Free financial advice could soon be available on the high street, offering guidance on everything from saving and budgeting to pension planning and coping with debt.
A report commissioned by the Treasury, published today, proposes introducing a national personal finance service to offer generic advice to people over the telephone, the internet and face-to-face on the high street.
At the same time, the government has pledged to invest £12 million in a regional pilot scheme to test how free advice can be offered to consumers.
If the government’s proposed pilot is a success, a national personal finance advice service could be introduced. The service, which would be funded by the government and the financial services industry, would not actually recommend or sell specific products to people.
Instead, it would offer information and guidance to people on a range of personal finance issues including savings and borrowing, tax and welfare benefits, and retirement planning.
Otto Thoresen, chief executive of insurer AEGON, who was appointed to carry out the report by the Treasury, said: "I believe that good money sense needs to be as much a part of people's lives in the 21st century as healthy eating and keeping fit.
"'Money guidance' will help people deal with the money matters that shape their everyday lives - budgeting their weekly or monthly spending, saving and borrowing, insuring and protecting themselves and their families, retirement planning, and understanding the technical language that we in the financial services industry too often use."
Thoresen claims that access to free and impartial financial guidance would leave as many as 2,060 consumers up to £15 billion better off.
Yvette Cooper, chief secretary to the Treasury, said the government's pilot will last two years.

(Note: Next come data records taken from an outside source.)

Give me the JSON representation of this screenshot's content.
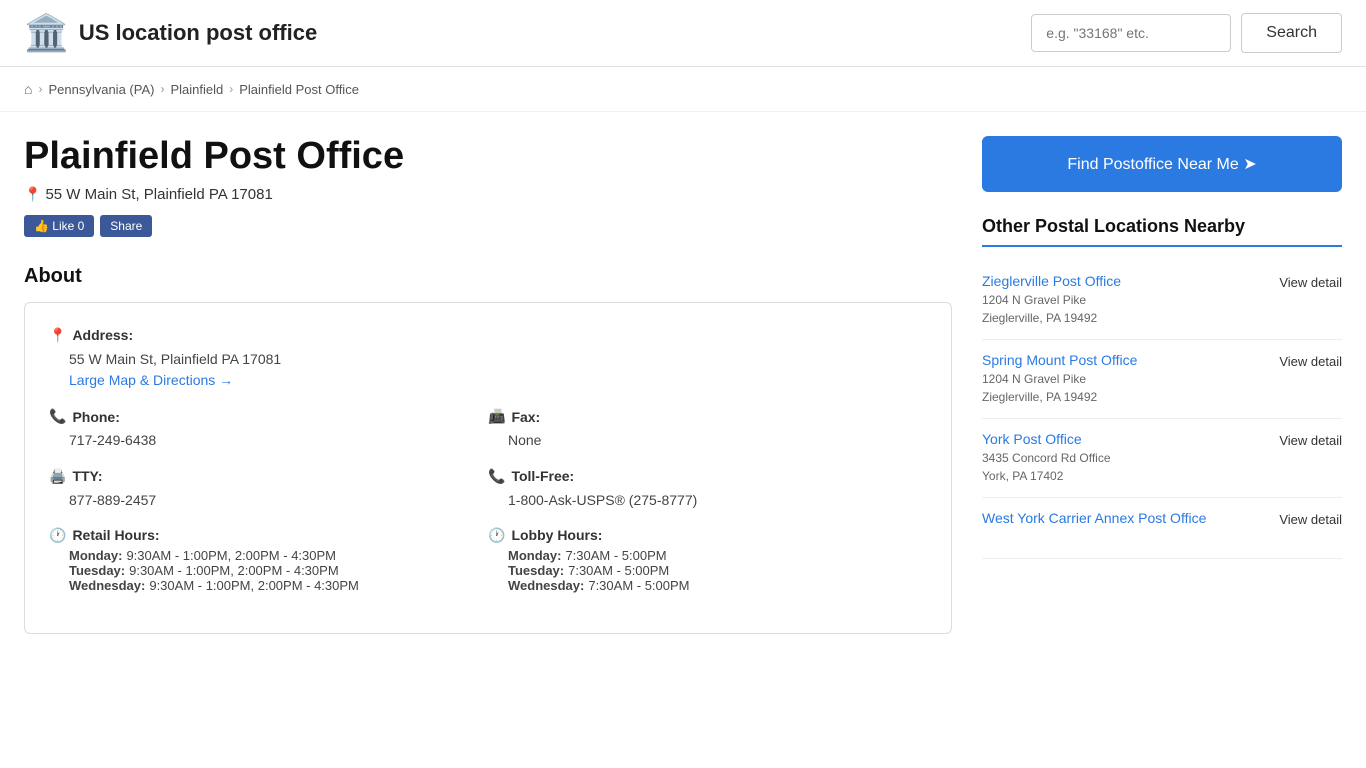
{
  "header": {
    "logo_emoji": "🏛️",
    "title": "US location post office",
    "search_placeholder": "e.g. \"33168\" etc.",
    "search_button_label": "Search"
  },
  "breadcrumb": {
    "home_icon": "⌂",
    "items": [
      {
        "label": "Pennsylvania (PA)",
        "href": "#"
      },
      {
        "label": "Plainfield",
        "href": "#"
      },
      {
        "label": "Plainfield Post Office",
        "href": "#"
      }
    ]
  },
  "page": {
    "title": "Plainfield Post Office",
    "address": "55 W Main St, Plainfield PA 17081",
    "social": {
      "like_label": "👍 Like 0",
      "share_label": "Share"
    },
    "about_title": "About",
    "address_label": "Address:",
    "address_value": "55 W Main St, Plainfield PA 17081",
    "map_link": "Large Map & Directions →",
    "phone_label": "Phone:",
    "phone_value": "717-249-6438",
    "fax_label": "Fax:",
    "fax_value": "None",
    "tty_label": "TTY:",
    "tty_value": "877-889-2457",
    "tollfree_label": "Toll-Free:",
    "tollfree_value": "1-800-Ask-USPS® (275-8777)",
    "retail_hours_label": "Retail Hours:",
    "retail_hours": [
      {
        "day": "Monday:",
        "hours": "9:30AM - 1:00PM, 2:00PM - 4:30PM"
      },
      {
        "day": "Tuesday:",
        "hours": "9:30AM - 1:00PM, 2:00PM - 4:30PM"
      },
      {
        "day": "Wednesday:",
        "hours": "9:30AM - 1:00PM, 2:00PM - 4:30PM"
      }
    ],
    "lobby_hours_label": "Lobby Hours:",
    "lobby_hours": [
      {
        "day": "Monday:",
        "hours": "7:30AM - 5:00PM"
      },
      {
        "day": "Tuesday:",
        "hours": "7:30AM - 5:00PM"
      },
      {
        "day": "Wednesday:",
        "hours": "7:30AM - 5:00PM"
      }
    ]
  },
  "sidebar": {
    "find_button_label": "Find Postoffice Near Me ➤",
    "nearby_title": "Other Postal Locations Nearby",
    "nearby_items": [
      {
        "name": "Zieglerville Post Office",
        "address_line1": "1204 N Gravel Pike",
        "address_line2": "Zieglerville, PA 19492",
        "link_label": "View detail"
      },
      {
        "name": "Spring Mount Post Office",
        "address_line1": "1204 N Gravel Pike",
        "address_line2": "Zieglerville, PA 19492",
        "link_label": "View detail"
      },
      {
        "name": "York Post Office",
        "address_line1": "3435 Concord Rd Office",
        "address_line2": "York, PA 17402",
        "link_label": "View detail"
      },
      {
        "name": "West York Carrier Annex Post Office",
        "address_line1": "",
        "address_line2": "",
        "link_label": "View detail"
      }
    ]
  }
}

She added: "Getting some free, independent and trusted guidance can make all the difference and can help families manage their budget and get a better return on their savings. It could also help prevent people getting ripped off by loan sharks or caught out by the small print on a dodgy financial deal."
The Treasury commissioned the report in response to rising personal debt in the UK and a high level of financial illiteracy.
Figures from Credit Action show Britain's personal debt is increasing by £1 million every five minutes, bringing the total amount owed to a whooping £1.4 trillion.
Experts also say that people in financial difficulty do not seek help as they are unaware that free debt advice is available to them.
Joanna Elson, chief executive of The Money Advice Trust, said three in five people do not seek debt advice. She added: "If you do get into difficulty, seeking advice as soon as possible is the best option to help you sort out your problems. There is always something that can be done and the earlier you seek advice the more options you will have."
Despite living in one of the most financially sophisticated countries in the world, many Brits lack a basic knowledge of how to manage their money.
Moneywise is campaigning for personal finance to be introduced onto the National Curriculum so that the next generation has the opportunity to learn about financial products and managing money at a young age.
To show your support please sign our e-petition on the Prime Minister's website.
'You can take a horse to water...' Read Rachel Lacey's blog on the proposed free advice scheme.